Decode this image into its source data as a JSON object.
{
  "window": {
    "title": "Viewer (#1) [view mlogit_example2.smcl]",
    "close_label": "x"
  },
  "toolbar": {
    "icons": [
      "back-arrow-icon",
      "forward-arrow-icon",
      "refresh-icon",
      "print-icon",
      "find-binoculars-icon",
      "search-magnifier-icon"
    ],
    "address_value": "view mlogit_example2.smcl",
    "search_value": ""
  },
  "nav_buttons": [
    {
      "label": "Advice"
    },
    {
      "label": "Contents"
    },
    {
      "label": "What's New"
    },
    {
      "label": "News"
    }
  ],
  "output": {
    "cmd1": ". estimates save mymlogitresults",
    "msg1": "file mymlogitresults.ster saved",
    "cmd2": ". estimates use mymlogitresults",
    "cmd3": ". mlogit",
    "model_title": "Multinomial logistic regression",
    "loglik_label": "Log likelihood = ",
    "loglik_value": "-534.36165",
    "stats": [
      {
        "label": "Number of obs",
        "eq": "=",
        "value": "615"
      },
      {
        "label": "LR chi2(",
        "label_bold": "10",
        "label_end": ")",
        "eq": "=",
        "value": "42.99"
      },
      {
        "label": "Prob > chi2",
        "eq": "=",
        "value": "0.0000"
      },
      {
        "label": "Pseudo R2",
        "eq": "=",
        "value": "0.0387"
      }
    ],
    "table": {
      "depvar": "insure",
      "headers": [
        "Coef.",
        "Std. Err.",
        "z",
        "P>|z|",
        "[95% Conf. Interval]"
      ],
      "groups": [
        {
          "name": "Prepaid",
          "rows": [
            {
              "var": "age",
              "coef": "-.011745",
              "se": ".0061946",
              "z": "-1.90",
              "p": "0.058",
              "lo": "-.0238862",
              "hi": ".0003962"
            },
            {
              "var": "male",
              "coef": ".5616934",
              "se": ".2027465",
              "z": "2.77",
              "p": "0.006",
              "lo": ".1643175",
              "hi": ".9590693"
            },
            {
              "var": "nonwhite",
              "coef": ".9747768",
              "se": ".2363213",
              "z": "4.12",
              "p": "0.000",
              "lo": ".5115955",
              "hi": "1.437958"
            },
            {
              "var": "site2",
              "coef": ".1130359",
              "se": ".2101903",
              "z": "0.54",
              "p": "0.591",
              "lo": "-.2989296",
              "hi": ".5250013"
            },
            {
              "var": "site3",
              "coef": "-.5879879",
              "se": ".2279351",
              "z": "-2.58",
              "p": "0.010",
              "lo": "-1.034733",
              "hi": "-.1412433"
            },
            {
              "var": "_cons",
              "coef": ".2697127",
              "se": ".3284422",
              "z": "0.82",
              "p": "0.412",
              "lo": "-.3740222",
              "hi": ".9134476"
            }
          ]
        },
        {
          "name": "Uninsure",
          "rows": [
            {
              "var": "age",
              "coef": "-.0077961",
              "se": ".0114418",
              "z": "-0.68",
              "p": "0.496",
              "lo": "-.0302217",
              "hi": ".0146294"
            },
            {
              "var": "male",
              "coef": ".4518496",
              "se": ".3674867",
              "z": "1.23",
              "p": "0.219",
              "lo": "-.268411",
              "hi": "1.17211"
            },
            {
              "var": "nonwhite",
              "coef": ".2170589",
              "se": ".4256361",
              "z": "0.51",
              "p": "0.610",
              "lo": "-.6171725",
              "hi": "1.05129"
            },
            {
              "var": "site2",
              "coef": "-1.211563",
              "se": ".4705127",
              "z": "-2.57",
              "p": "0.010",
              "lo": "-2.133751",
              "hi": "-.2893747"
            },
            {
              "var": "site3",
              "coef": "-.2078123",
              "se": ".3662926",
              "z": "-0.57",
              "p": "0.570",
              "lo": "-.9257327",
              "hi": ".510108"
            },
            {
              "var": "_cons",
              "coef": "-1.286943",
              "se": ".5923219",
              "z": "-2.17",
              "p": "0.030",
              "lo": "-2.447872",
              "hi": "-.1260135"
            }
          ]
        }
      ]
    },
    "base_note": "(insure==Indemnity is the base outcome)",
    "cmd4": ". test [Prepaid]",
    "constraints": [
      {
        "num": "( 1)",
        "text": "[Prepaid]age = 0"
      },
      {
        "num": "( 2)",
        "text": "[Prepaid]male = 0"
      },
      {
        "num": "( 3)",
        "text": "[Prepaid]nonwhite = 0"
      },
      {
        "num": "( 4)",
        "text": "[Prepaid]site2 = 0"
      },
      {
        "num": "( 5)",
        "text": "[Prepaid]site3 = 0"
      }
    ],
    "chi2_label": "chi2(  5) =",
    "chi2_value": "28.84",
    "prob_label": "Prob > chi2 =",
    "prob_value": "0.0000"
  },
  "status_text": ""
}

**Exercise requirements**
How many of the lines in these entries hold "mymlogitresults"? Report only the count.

**The completed task**
3